I went over to Derby yesterday and met up with the daughter of my former headmaster at Darwin Secondary Modern School. This was a very pleasant follow up from her recognising my recent writing about my schooldays in the Bygones section of the Derby Evening Telegraph. She kindly brought along some old school documents, photos and clippings from the history of the now demolished school and her father's working life as the head.
Darwin Secondary Modern school in the 1960s.

We had a lovely chat talking about the same subjects and people from totally different perspectives and I was delighted to hear that some of the now elderly teachers have been following my articles in the newspaper albeit that the journal has heavily edited my original 21 page document and added in some cheesy headlines. 

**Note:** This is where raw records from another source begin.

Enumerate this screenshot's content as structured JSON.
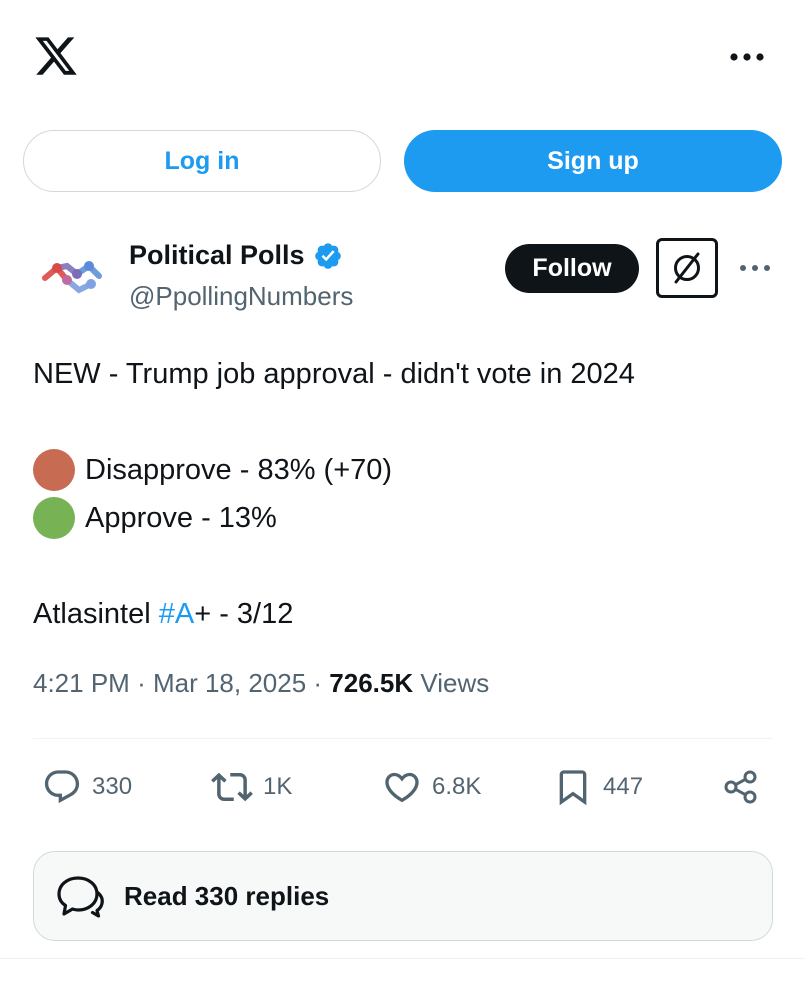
{
  "auth": {
    "login_label": "Log in",
    "signup_label": "Sign up"
  },
  "author": {
    "name": "Political Polls",
    "handle": "@PpollingNumbers",
    "verified": true,
    "follow_label": "Follow"
  },
  "tweet": {
    "line1": "NEW - Trump job approval - didn't vote in 2024",
    "disapprove": {
      "text": "Disapprove - 83% (+70)",
      "color": "#c86b53"
    },
    "approve": {
      "text": "Approve - 13%",
      "color": "#77b255"
    },
    "source_prefix": "Atlasintel ",
    "hashtag": "#A",
    "source_suffix": "+ - 3/12"
  },
  "meta": {
    "time": "4:21 PM",
    "date": "Mar 18, 2025",
    "views_count": "726.5K",
    "views_label": "Views"
  },
  "actions": {
    "replies": "330",
    "reposts": "1K",
    "likes": "6.8K",
    "bookmarks": "447"
  },
  "read_replies_label": "Read 330 replies",
  "colors": {
    "accent": "#1d9bf0",
    "text": "#0f1419",
    "secondary": "#536471",
    "border": "#cfd9de"
  },
  "icons": [
    "x-logo-icon",
    "more-icon",
    "verified-badge-icon",
    "grok-icon",
    "reply-icon",
    "repost-icon",
    "like-icon",
    "bookmark-icon",
    "share-icon",
    "chat-bubbles-icon"
  ]
}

I also learnt a lot about the man who was my strict headmaster and how outside the school he was a lovely, caring man who had led an adventourous and  fascinating life and had a genuine passion for the education and moral upbringing of the pupils in his care. When you are a teenager at school in the 1960s you don't have the maturity or hindsight to recognise those qualities.
One of the documents I got shown yesterday was a short 'rules of conduct' guide for the staff at the school during the 1950s and 1960s. The pupils would never had an opportunity to see this kind of strict staff ruling. I was very amused by the advice given regarding table manners to be followed during the school dinner period and have tried to reproduce it here. My intention was to write something amusing myself based on the guide but I think it stands on its own slightly arcane merit. I've not be able to reproduce the original emphatic underlining in this blog editing system.

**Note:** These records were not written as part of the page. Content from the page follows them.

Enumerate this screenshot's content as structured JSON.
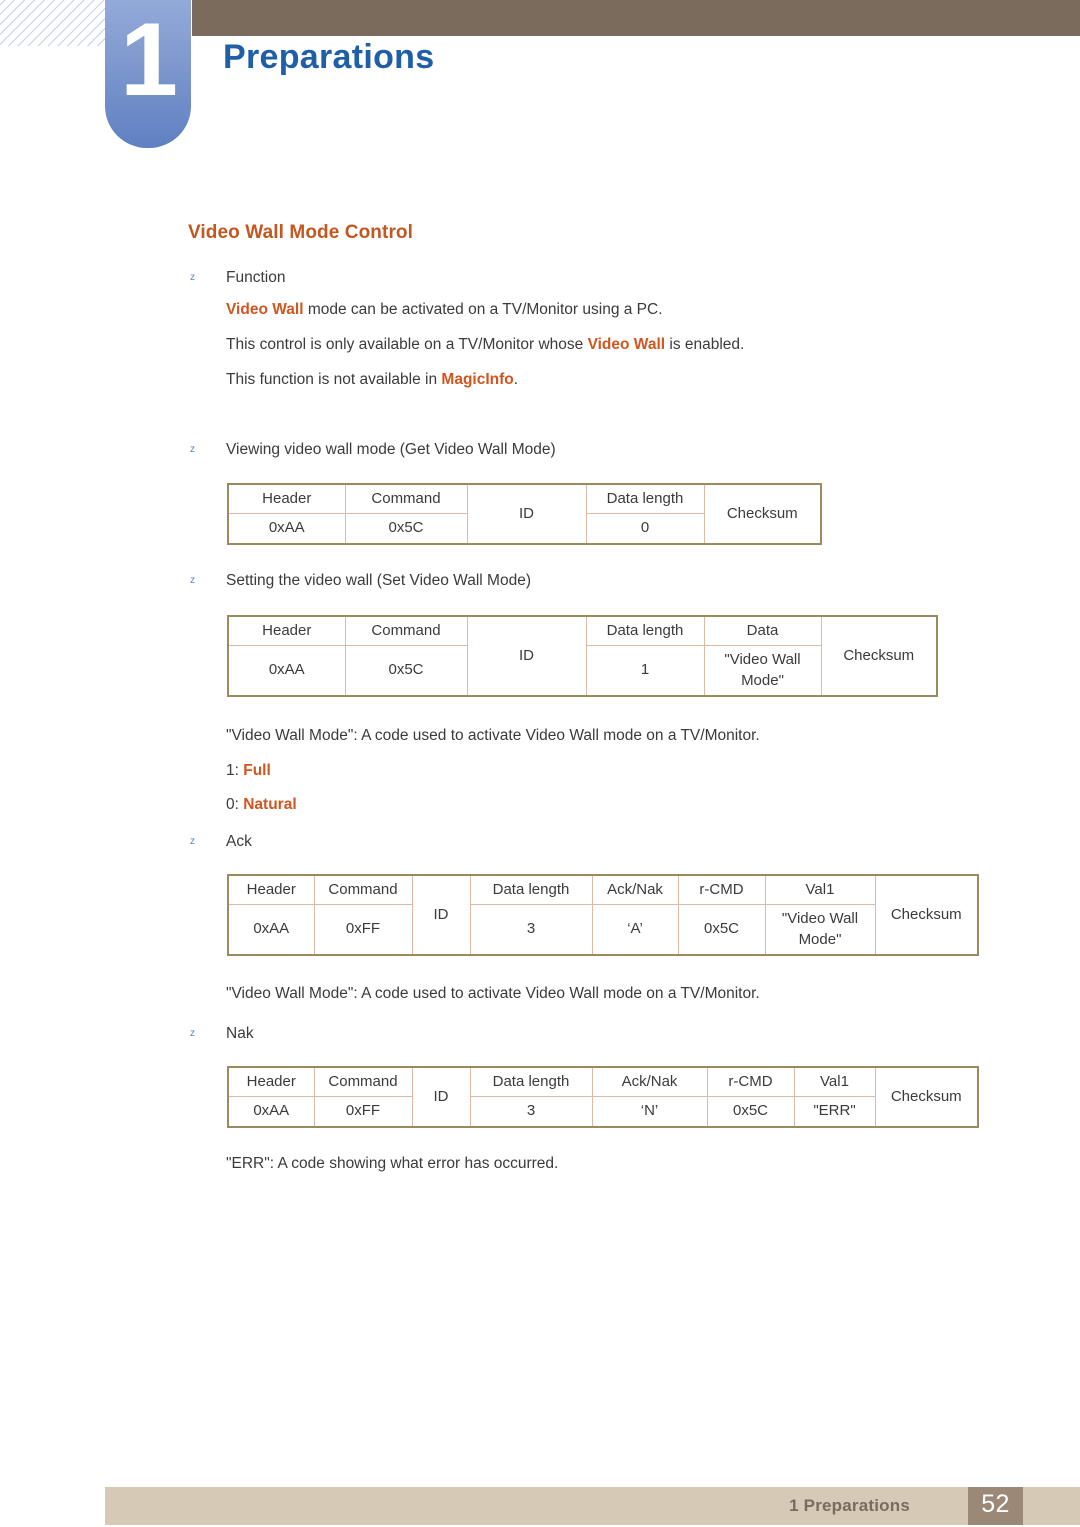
{
  "chapter": {
    "number": "1",
    "title": "Preparations"
  },
  "section": {
    "heading": "Video Wall Mode Control"
  },
  "bullets": {
    "function": "Function",
    "viewing": "Viewing video wall mode (Get Video Wall Mode)",
    "setting": "Setting the video wall (Set Video Wall Mode)",
    "ack": "Ack",
    "nak": "Nak"
  },
  "paragraphs": {
    "func_line1_a": "Video Wall",
    "func_line1_b": " mode can be activated on a TV/Monitor using a PC.",
    "func_line2_a": "This control is only available on a TV/Monitor whose ",
    "func_line2_b": "Video Wall",
    "func_line2_c": " is enabled.",
    "func_line3_a": "This function is not available in ",
    "func_line3_b": "MagicInfo",
    "func_line3_c": ".",
    "videowall_mode_desc": "\"Video Wall Mode\": A code used to activate Video Wall mode on a TV/Monitor.",
    "code_full_prefix": "1: ",
    "code_full_value": "Full",
    "code_natural_prefix": "0: ",
    "code_natural_value": "Natural",
    "err_desc": "\"ERR\": A code showing what error has occurred."
  },
  "tables": {
    "get_video_wall_mode": {
      "headers": [
        "Header",
        "Command",
        "ID",
        "Data length",
        "Checksum"
      ],
      "values": [
        "0xAA",
        "0x5C",
        "0"
      ]
    },
    "set_video_wall_mode": {
      "headers": [
        "Header",
        "Command",
        "ID",
        "Data length",
        "Data",
        "Checksum"
      ],
      "values": [
        "0xAA",
        "0x5C",
        "1",
        "\"Video Wall Mode\""
      ]
    },
    "ack": {
      "headers": [
        "Header",
        "Command",
        "ID",
        "Data length",
        "Ack/Nak",
        "r-CMD",
        "Val1",
        "Checksum"
      ],
      "values": [
        "0xAA",
        "0xFF",
        "3",
        "‘A’",
        "0x5C",
        "\"Video Wall Mode\""
      ]
    },
    "nak": {
      "headers": [
        "Header",
        "Command",
        "ID",
        "Data length",
        "Ack/Nak",
        "r-CMD",
        "Val1",
        "Checksum"
      ],
      "values": [
        "0xAA",
        "0xFF",
        "3",
        "‘N’",
        "0x5C",
        "\"ERR\""
      ]
    }
  },
  "footer": {
    "label": "1 Preparations",
    "page": "52"
  },
  "colors": {
    "accent_orange": "#c4561f",
    "chapter_blue": "#1f5fa8",
    "band_brown": "#7a6b5d",
    "footer_bar": "#d6c9b6",
    "footer_box": "#9b8877",
    "table_border_outer": "#9a8a5e",
    "table_border_inner": "#e0b9a4"
  },
  "icons": {
    "bullet": "z"
  }
}
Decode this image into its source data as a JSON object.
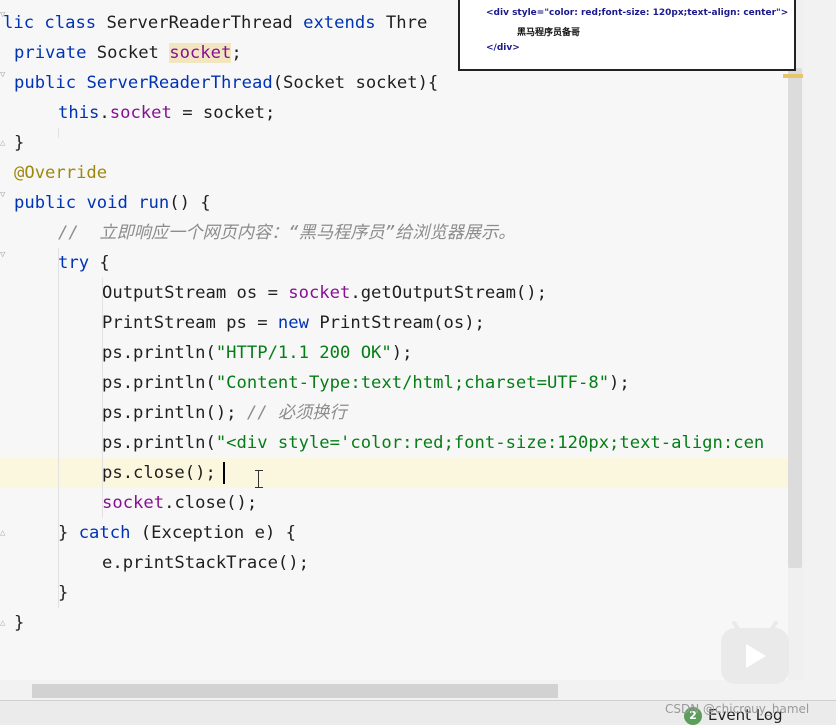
{
  "code_lines": [
    [
      {
        "t": "lic ",
        "c": "kw"
      },
      {
        "t": "class ",
        "c": "kw"
      },
      {
        "t": "ServerReaderThread ",
        "c": "type"
      },
      {
        "t": "extends ",
        "c": "kw"
      },
      {
        "t": "Thre",
        "c": "type"
      }
    ],
    [
      {
        "t": "private ",
        "c": "kw"
      },
      {
        "t": "Socket ",
        "c": "type"
      },
      {
        "t": "socket",
        "c": "field hl-word"
      },
      {
        "t": ";",
        "c": "type"
      }
    ],
    [
      {
        "t": "public ",
        "c": "kw"
      },
      {
        "t": "ServerReaderThread",
        "c": "kw"
      },
      {
        "t": "(Socket socket){",
        "c": "type"
      }
    ],
    [
      {
        "t": "this",
        "c": "kw"
      },
      {
        "t": ".",
        "c": "type"
      },
      {
        "t": "socket",
        "c": "field"
      },
      {
        "t": " = socket;",
        "c": "type"
      }
    ],
    [
      {
        "t": "}",
        "c": "type"
      }
    ],
    [
      {
        "t": "@Override",
        "c": "ann"
      }
    ],
    [
      {
        "t": "public ",
        "c": "kw"
      },
      {
        "t": "void ",
        "c": "kw"
      },
      {
        "t": "run",
        "c": "kw"
      },
      {
        "t": "() {",
        "c": "type"
      }
    ],
    [
      {
        "t": "//  立即响应一个网页内容：“黑马程序员”给浏览器展示。",
        "c": "cmt"
      }
    ],
    [
      {
        "t": "try ",
        "c": "kw"
      },
      {
        "t": "{",
        "c": "type"
      }
    ],
    [
      {
        "t": "OutputStream os = ",
        "c": "type"
      },
      {
        "t": "socket",
        "c": "field"
      },
      {
        "t": ".getOutputStream();",
        "c": "type"
      }
    ],
    [
      {
        "t": "PrintStream ps = ",
        "c": "type"
      },
      {
        "t": "new ",
        "c": "kw"
      },
      {
        "t": "PrintStream(os);",
        "c": "type"
      }
    ],
    [
      {
        "t": "ps.println(",
        "c": "type"
      },
      {
        "t": "\"HTTP/1.1 200 OK\"",
        "c": "str"
      },
      {
        "t": ");",
        "c": "type"
      }
    ],
    [
      {
        "t": "ps.println(",
        "c": "type"
      },
      {
        "t": "\"Content-Type:text/html;charset=UTF-8\"",
        "c": "str"
      },
      {
        "t": ");",
        "c": "type"
      }
    ],
    [
      {
        "t": "ps.println(); ",
        "c": "type"
      },
      {
        "t": "// 必须换行",
        "c": "cmt"
      }
    ],
    [
      {
        "t": "ps.println(",
        "c": "type"
      },
      {
        "t": "\"<div style='color:red;font-size:120px;text-align:cen",
        "c": "str"
      }
    ],
    [
      {
        "t": "ps.close();",
        "c": "type"
      }
    ],
    [
      {
        "t": "socket",
        "c": "field"
      },
      {
        "t": ".close();",
        "c": "type"
      }
    ],
    [
      {
        "t": "} ",
        "c": "type"
      },
      {
        "t": "catch ",
        "c": "kw"
      },
      {
        "t": "(Exception e) {",
        "c": "type"
      }
    ],
    [
      {
        "t": "e.printStackTrace();",
        "c": "type"
      }
    ],
    [
      {
        "t": "}",
        "c": "type"
      }
    ],
    [
      {
        "t": "}",
        "c": "type"
      }
    ]
  ],
  "popup": {
    "line1_tag": "<div style=\"",
    "line1_style": "color: red;font-size: 120px;text-align: center",
    "line1_end": "\">",
    "line2": "黑马程序员备哥",
    "line3": "</div>"
  },
  "status": {
    "event_count": "2",
    "event_label": "Event Log"
  },
  "watermark": "CSDN @chicrouy_hamel"
}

Table manners at school dinner

The following points are being taught in the Social Training Scheme throughout the school.
It would be appreciated if all members of Staff would do their best to see that they are put into practice every day.

1.Sitting at table
(a) Sit up to table. Feet under.
(b) No elbows on table.
(c) Keep head up when eating.

2. Serving
(a)No fingers on part of plate where food should be.
(b)No messy spots either on table or plates.
Use a spoon or fork to prevent spots dropping from gravy/custard jug.
(c)Arrange food neatly on plate.
(d) Serve food the proper way up without breaking e.g. pastry, pudding.
(e)Use fork to help food from serving spoon.

3. Use of cutlery
(a)Handle of knife and fork inside palm.
(b)Spoon held as pen.
(c)When fork is in left hand, keep prongs facing the plate.
(d)When fork is in right hand it may be turned over and used like a spoon.
(e)Keep fingers off the knife blade.
(f)Put food on fork at plate level, not while fork is up in the air.
(g)When not in use, keep the cutlery near plate, not up in the air.
(h)When finished put cutlery neatly together. (Blade of knife inwards.)

(a) All scraps to be put on one plate.
(b)Put cutlery with handles together.

Each pupil to be served with what he intends to eat.
A “saucy” first plate may mean no pudding.

Request to Staff.
It is most helpful if members of Staff are present for the Grace.